On World Water Day – today – I reflect on a topic that initially peaked my interest years ago, ISO Standard 14046: 2014 “Environmental Management – Water Footprint – Principles, Requirements and Guidelines.”

Almost two years post publication, how relevant is the standard (if at all)?  My answer is that it seems ISO Standard 14046 is more relevant now than ever as companies try to stay ahead of water scarcity and quality issues. Water use management has been a hot topic for several years; however, it seems there is an increased awareness of the growing need to take action regarding water conservation. The movement toward more efficient water use and finding ways to ensure access to potable and reliable water sources is gaining some serious traction.

I’ve noticed a spike in articles and blog posts being published that relate to water use management. For example, just in the past couple of weeks there has been increase commentary on managing corporate water risk and how to turn those risks into opportunities. Perhaps this line of thinking is a result of the recent revisions to ISO 14001 and ISO 9001 that solidify the concept of risk-based thinking in environmental and quality management systems.

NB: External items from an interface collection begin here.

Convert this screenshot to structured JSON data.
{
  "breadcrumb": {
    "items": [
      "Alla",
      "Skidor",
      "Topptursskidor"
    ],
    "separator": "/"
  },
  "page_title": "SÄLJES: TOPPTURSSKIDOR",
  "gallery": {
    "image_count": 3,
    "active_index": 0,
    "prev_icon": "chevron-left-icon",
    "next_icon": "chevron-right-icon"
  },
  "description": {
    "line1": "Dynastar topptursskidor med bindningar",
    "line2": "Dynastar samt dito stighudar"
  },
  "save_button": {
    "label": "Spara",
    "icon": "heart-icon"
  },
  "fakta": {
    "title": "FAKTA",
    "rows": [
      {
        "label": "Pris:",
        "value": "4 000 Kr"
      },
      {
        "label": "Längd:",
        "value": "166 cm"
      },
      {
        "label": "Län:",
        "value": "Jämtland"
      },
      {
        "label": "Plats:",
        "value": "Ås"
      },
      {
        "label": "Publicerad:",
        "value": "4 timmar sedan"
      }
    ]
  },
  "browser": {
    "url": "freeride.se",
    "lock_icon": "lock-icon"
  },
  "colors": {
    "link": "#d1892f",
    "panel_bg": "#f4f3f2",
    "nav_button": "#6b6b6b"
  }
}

One of the driving factors for comprehensively considering corporate water risk is the concept of supply chain management. Companies are not only looking for more efficient ways to manage water internally with water efficient technologies, but are also encouraging and often requiring suppliers to show that they are also using water responsibly.

One growing trend is the use of treated wastewater or recycled water in our everyday lives and in industrial operations. A recent article in Environmental Leader presented survey results demonstrating 76% of California residents believe recycled water should be used as a long-term solution for managing water resources. Such a strong public buy-in makes sense in California because it is central to the water scarcity discussion; however the search for long term solutions is certainly becoming more widespread.

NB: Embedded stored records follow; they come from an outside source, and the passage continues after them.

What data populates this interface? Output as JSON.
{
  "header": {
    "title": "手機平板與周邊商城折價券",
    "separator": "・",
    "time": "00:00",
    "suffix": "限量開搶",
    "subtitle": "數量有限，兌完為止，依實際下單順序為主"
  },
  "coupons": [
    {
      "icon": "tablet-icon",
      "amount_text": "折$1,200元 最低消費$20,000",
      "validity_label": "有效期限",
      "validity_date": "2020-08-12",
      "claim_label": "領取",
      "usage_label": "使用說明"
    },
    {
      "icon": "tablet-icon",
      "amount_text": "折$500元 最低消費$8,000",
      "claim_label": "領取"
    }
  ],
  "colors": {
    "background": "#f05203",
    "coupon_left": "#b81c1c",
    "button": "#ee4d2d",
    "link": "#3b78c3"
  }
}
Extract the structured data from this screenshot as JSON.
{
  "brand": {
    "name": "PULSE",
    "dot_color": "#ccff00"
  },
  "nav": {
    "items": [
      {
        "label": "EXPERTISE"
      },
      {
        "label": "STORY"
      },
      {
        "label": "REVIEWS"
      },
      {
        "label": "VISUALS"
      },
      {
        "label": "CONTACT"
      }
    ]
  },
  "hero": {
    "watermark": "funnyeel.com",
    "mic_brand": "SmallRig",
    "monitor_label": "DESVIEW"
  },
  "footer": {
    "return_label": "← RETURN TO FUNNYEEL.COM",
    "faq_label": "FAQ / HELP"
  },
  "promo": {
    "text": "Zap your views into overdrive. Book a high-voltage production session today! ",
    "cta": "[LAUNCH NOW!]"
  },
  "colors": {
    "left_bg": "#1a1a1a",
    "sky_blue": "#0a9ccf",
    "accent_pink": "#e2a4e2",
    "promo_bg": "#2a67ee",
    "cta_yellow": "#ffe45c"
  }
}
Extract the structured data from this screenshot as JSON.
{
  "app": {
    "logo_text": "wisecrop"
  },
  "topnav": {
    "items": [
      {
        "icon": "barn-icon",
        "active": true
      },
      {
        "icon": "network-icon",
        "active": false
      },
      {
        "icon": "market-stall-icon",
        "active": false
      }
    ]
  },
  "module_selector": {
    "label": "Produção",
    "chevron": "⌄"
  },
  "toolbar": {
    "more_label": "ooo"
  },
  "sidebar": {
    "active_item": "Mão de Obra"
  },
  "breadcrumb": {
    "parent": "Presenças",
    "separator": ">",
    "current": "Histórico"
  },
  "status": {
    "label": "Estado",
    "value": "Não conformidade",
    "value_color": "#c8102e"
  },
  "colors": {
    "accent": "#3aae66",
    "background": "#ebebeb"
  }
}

Issues such as these make the ISO standard 14046 water footprint assessment an extremely useful tool.  Water footprinting is an environmental accounting technique similar to carbon footprinting, but it is used to measure the amount of water consumed to make a product, provide a service or complete an activity. The idea is to allow a company to understand how water use management can be improved by determining the volume of water used and quantifying scarcity and pollution in addition to other related impacts.

The water footprint ISO standard establishes requirements and guidelines on how to conduct water footprint assessments. The idea is to use a life cycle assessment approach to water use. The assessment determines the magnitude of potential environmental impacts related to water where air and soil emissions impacting water quality are key. It is ultimately intended to facilitate water efficiency and optimize water management at product, process and organizational levels.

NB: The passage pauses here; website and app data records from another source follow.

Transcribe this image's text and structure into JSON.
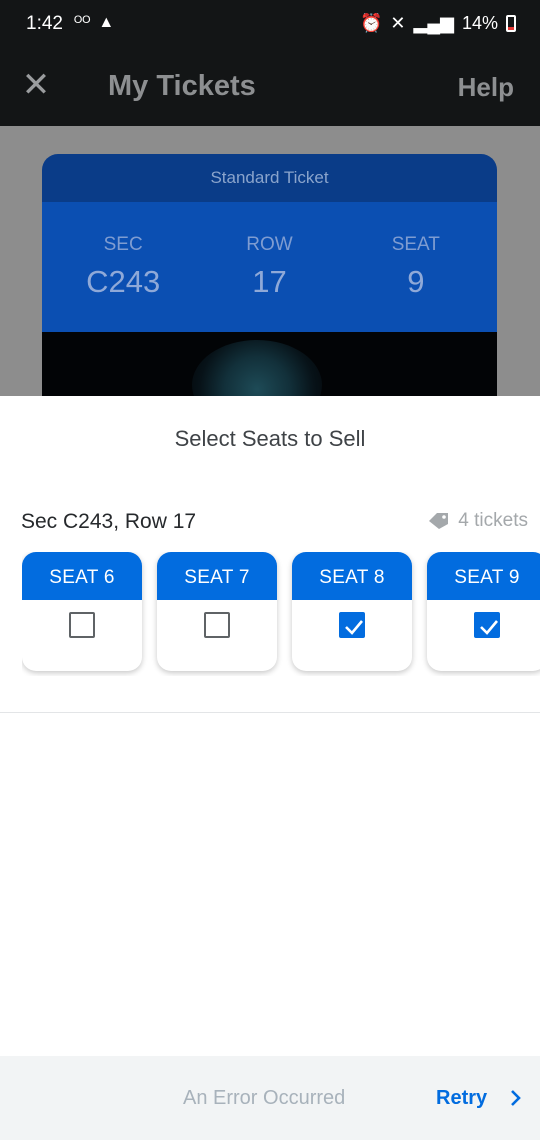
{
  "status_bar": {
    "time": "1:42",
    "battery": "14%"
  },
  "header": {
    "title": "My Tickets",
    "help_label": "Help",
    "close_icon": "close-icon"
  },
  "ticket": {
    "type": "Standard Ticket",
    "sec_label": "SEC",
    "sec_value": "C243",
    "row_label": "ROW",
    "row_value": "17",
    "seat_label": "SEAT",
    "seat_value": "9"
  },
  "sheet": {
    "title": "Select Seats to Sell",
    "section_label": "Sec C243, Row 17",
    "tickets_count": "4 tickets",
    "seats": [
      {
        "label": "SEAT 6",
        "checked": false
      },
      {
        "label": "SEAT 7",
        "checked": false
      },
      {
        "label": "SEAT 8",
        "checked": true
      },
      {
        "label": "SEAT 9",
        "checked": true
      }
    ]
  },
  "footer": {
    "error_text": "An Error Occurred",
    "retry_label": "Retry"
  },
  "colors": {
    "accent": "#026cdf",
    "status_bar": "#131516",
    "footer_bg": "#f2f4f5"
  }
}
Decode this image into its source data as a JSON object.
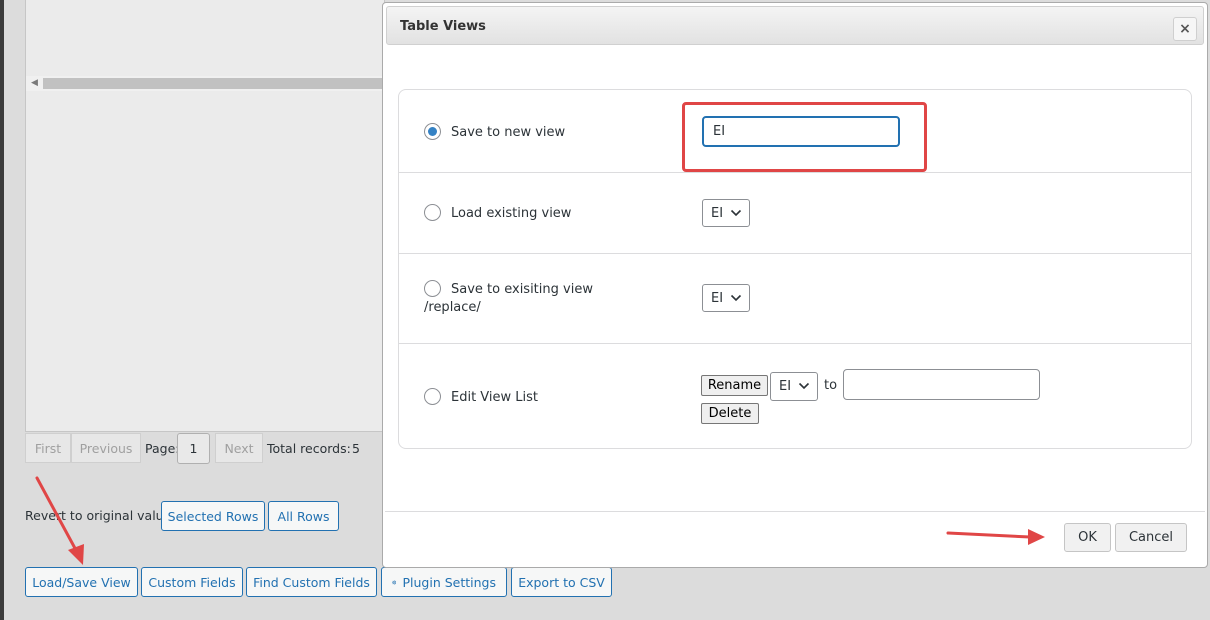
{
  "background": {
    "pager": {
      "first": "First",
      "previous": "Previous",
      "page_label": "Page:",
      "page_value": "1",
      "next": "Next",
      "total_label": "Total records:",
      "total_value": "5"
    },
    "revert": {
      "label": "Revert to original value",
      "selected_rows": "Selected Rows",
      "all_rows": "All Rows"
    },
    "toolbar": {
      "load_save_view": "Load/Save View",
      "custom_fields": "Custom Fields",
      "find_custom_fields": "Find Custom Fields",
      "plugin_settings": "Plugin Settings",
      "export_csv": "Export to CSV"
    }
  },
  "dialog": {
    "title": "Table Views",
    "close": "×",
    "options": {
      "save_new": {
        "label": "Save to new view",
        "value": "EI",
        "checked": true
      },
      "load_existing": {
        "label": "Load existing view",
        "selected": "EI"
      },
      "save_existing": {
        "label_line1": "Save to exisiting view",
        "label_line2": "/replace/",
        "selected": "EI"
      },
      "edit_list": {
        "label": "Edit View List",
        "rename": "Rename",
        "selected": "EI",
        "to": "to",
        "new_name": "",
        "delete": "Delete"
      }
    },
    "ok": "OK",
    "cancel": "Cancel"
  },
  "colors": {
    "accent": "#2271b1",
    "annotation": "#e04646"
  }
}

Reporting on the results of the assessment falls within the scope of the standard; however, communication of the results in the form of labels or declarations is not included. In light of a growing trend towards transparency to stakeholders and corporate social responsibility, I anticipate there will be an amendment providing details on how the results are more widely distributed to interested parties. It will be interesting to see if there is additional discussion on and adoption of ISO 14046 as a useful tool to help companies improve water use management.

With all these recent water use management developments on the minds of so many EHS professionals, what are your primary concerns? Do you track water consumption as a metric? Have you or would you consider conducting a water footprint assessment for a product or process? Do you agree with the notion that suppliers should be required to do water footprinting?

Regardless of your organization’s industry or maturity, you may want to consider conducting water footprint assessments. Finding ways to reduce water consumption and use water more efficiently will not only promote water conservation, but also help cut your operational costs.